North Korean hackers have stepped up their attacks on U.S. defense contractors in an apparent effort to gain intelligence on weapon systems and other assets that might be used against the country in an armed conflict with the United States and its allies, The Security Ledger has learned.
In-brief: Cisco’s Marc Blackmer reports from the S4 Conference in Miami – one of the top gatherings of industrial control system security experts. Among the attractions this year: Justine Bone of the firm Medsec, the psychology of malicious insiders and a hackable “kegerator.”
In-brief: Claroty, an Israel-based start-up emerged from stealth mode on Tuesday, unveiling a new platform that it claims will help owners of industrial control systems detect threats and attacks by sophisticated adversaries.
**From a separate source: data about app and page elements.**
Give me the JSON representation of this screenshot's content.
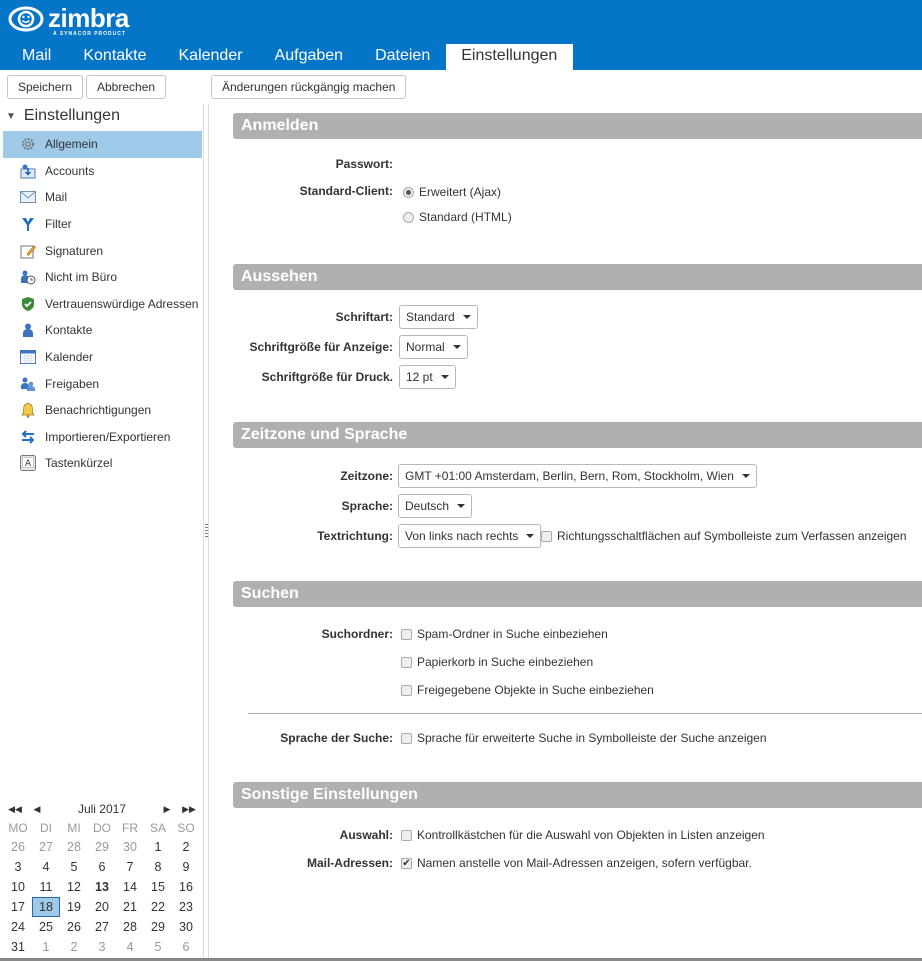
{
  "app": {
    "logo": "zimbra",
    "logo_sub": "A SYNACOR PRODUCT"
  },
  "tabs": [
    {
      "label": "Mail",
      "active": false
    },
    {
      "label": "Kontakte",
      "active": false
    },
    {
      "label": "Kalender",
      "active": false
    },
    {
      "label": "Aufgaben",
      "active": false
    },
    {
      "label": "Dateien",
      "active": false
    },
    {
      "label": "Einstellungen",
      "active": true
    }
  ],
  "toolbar": {
    "save": "Speichern",
    "cancel": "Abbrechen",
    "revert": "Änderungen rückgängig machen"
  },
  "sidebar": {
    "title": "Einstellungen",
    "items": [
      {
        "label": "Allgemein",
        "icon": "gear-icon",
        "selected": true
      },
      {
        "label": "Accounts",
        "icon": "accounts-icon"
      },
      {
        "label": "Mail",
        "icon": "envelope-icon"
      },
      {
        "label": "Filter",
        "icon": "filter-icon"
      },
      {
        "label": "Signaturen",
        "icon": "signature-icon"
      },
      {
        "label": "Nicht im Büro",
        "icon": "out-of-office-icon"
      },
      {
        "label": "Vertrauenswürdige Adressen",
        "icon": "shield-check-icon"
      },
      {
        "label": "Kontakte",
        "icon": "contact-icon"
      },
      {
        "label": "Kalender",
        "icon": "calendar-icon"
      },
      {
        "label": "Freigaben",
        "icon": "sharing-icon"
      },
      {
        "label": "Benachrichtigungen",
        "icon": "bell-icon"
      },
      {
        "label": "Importieren/Exportieren",
        "icon": "import-export-icon"
      },
      {
        "label": "Tastenkürzel",
        "icon": "keyboard-icon"
      }
    ]
  },
  "calendar": {
    "title": "Juli 2017",
    "dow": [
      "MO",
      "DI",
      "MI",
      "DO",
      "FR",
      "SA",
      "SO"
    ],
    "weeks": [
      [
        [
          "26",
          "other"
        ],
        [
          "27",
          "other"
        ],
        [
          "28",
          "other"
        ],
        [
          "29",
          "other"
        ],
        [
          "30",
          "other"
        ],
        [
          "1",
          ""
        ],
        [
          "2",
          ""
        ]
      ],
      [
        [
          "3",
          ""
        ],
        [
          "4",
          ""
        ],
        [
          "5",
          ""
        ],
        [
          "6",
          ""
        ],
        [
          "7",
          ""
        ],
        [
          "8",
          ""
        ],
        [
          "9",
          ""
        ]
      ],
      [
        [
          "10",
          ""
        ],
        [
          "11",
          ""
        ],
        [
          "12",
          ""
        ],
        [
          "13",
          "bold"
        ],
        [
          "14",
          ""
        ],
        [
          "15",
          ""
        ],
        [
          "16",
          ""
        ]
      ],
      [
        [
          "17",
          ""
        ],
        [
          "18",
          "sel"
        ],
        [
          "19",
          ""
        ],
        [
          "20",
          ""
        ],
        [
          "21",
          ""
        ],
        [
          "22",
          ""
        ],
        [
          "23",
          ""
        ]
      ],
      [
        [
          "24",
          ""
        ],
        [
          "25",
          ""
        ],
        [
          "26",
          ""
        ],
        [
          "27",
          ""
        ],
        [
          "28",
          ""
        ],
        [
          "29",
          ""
        ],
        [
          "30",
          ""
        ]
      ],
      [
        [
          "31",
          ""
        ],
        [
          "1",
          "other"
        ],
        [
          "2",
          "other"
        ],
        [
          "3",
          "other"
        ],
        [
          "4",
          "other"
        ],
        [
          "5",
          "other"
        ],
        [
          "6",
          "other"
        ]
      ]
    ]
  },
  "sections": {
    "login": {
      "title": "Anmelden",
      "password_label": "Passwort:",
      "client_label": "Standard-Client:",
      "client_options": [
        {
          "label": "Erweitert (Ajax)",
          "checked": true
        },
        {
          "label": "Standard (HTML)",
          "checked": false
        }
      ]
    },
    "appearance": {
      "title": "Aussehen",
      "font_label": "Schriftart:",
      "font_value": "Standard",
      "display_size_label": "Schriftgröße für Anzeige:",
      "display_size_value": "Normal",
      "print_size_label": "Schriftgröße für Druck.",
      "print_size_value": "12 pt"
    },
    "locale": {
      "title": "Zeitzone und Sprache",
      "tz_label": "Zeitzone:",
      "tz_value": "GMT +01:00 Amsterdam, Berlin, Bern, Rom, Stockholm, Wien",
      "lang_label": "Sprache:",
      "lang_value": "Deutsch",
      "dir_label": "Textrichtung:",
      "dir_value": "Von links nach rechts",
      "dir_checkbox": {
        "label": "Richtungsschaltflächen auf Symbolleiste zum Verfassen anzeigen",
        "checked": false
      }
    },
    "search": {
      "title": "Suchen",
      "folders_label": "Suchordner:",
      "folders": [
        {
          "label": "Spam-Ordner in Suche einbeziehen",
          "checked": false
        },
        {
          "label": "Papierkorb in Suche einbeziehen",
          "checked": false
        },
        {
          "label": "Freigegebene Objekte in Suche einbeziehen",
          "checked": false
        }
      ],
      "lang_label": "Sprache der Suche:",
      "lang_checkbox": {
        "label": "Sprache für erweiterte Suche in Symbolleiste der Suche anzeigen",
        "checked": false
      }
    },
    "other": {
      "title": "Sonstige Einstellungen",
      "select_label": "Auswahl:",
      "select_checkbox": {
        "label": "Kontrollkästchen für die Auswahl von Objekten in Listen anzeigen",
        "checked": false
      },
      "mail_label": "Mail-Adressen:",
      "mail_checkbox": {
        "label": "Namen anstelle von Mail-Adressen anzeigen, sofern verfügbar.",
        "checked": true
      }
    }
  }
}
The folks over at SCADA Strangelove turned me on to this article from the International Railway Journal that presents the findings of an analysis of the security of industrial control and SCADA systems used to manage railway networks. The conclusion: railways are rife with “faults and vulnerabilities (that will) allow cyber criminals to not only degrade key reliability parameters and bypass safety mechanisms (and) carry out attacks which directly affect rail traffic safety.” The study was conducted by Valentin Gapanovic, the senior vice president of Russian Railways, Efim Rozenberg, the first deputy director general at the Moscow based research firm NIIAS JSC and Kaspersky Lab Deputy Chief Technology Officer Sergey Gordeychik. At issue is not just the systems that are used to manage railway networks, including the movements of trains and critical switching systems that configure tracks. Rather: it is the culture of safety and security in the rail sector which, the study concludes, is still silo’d between physical […]
In-brief: Another security-focused startup targeting the Internet of Things: Qadium, which promises to be a Google Street View for Internet connected devices.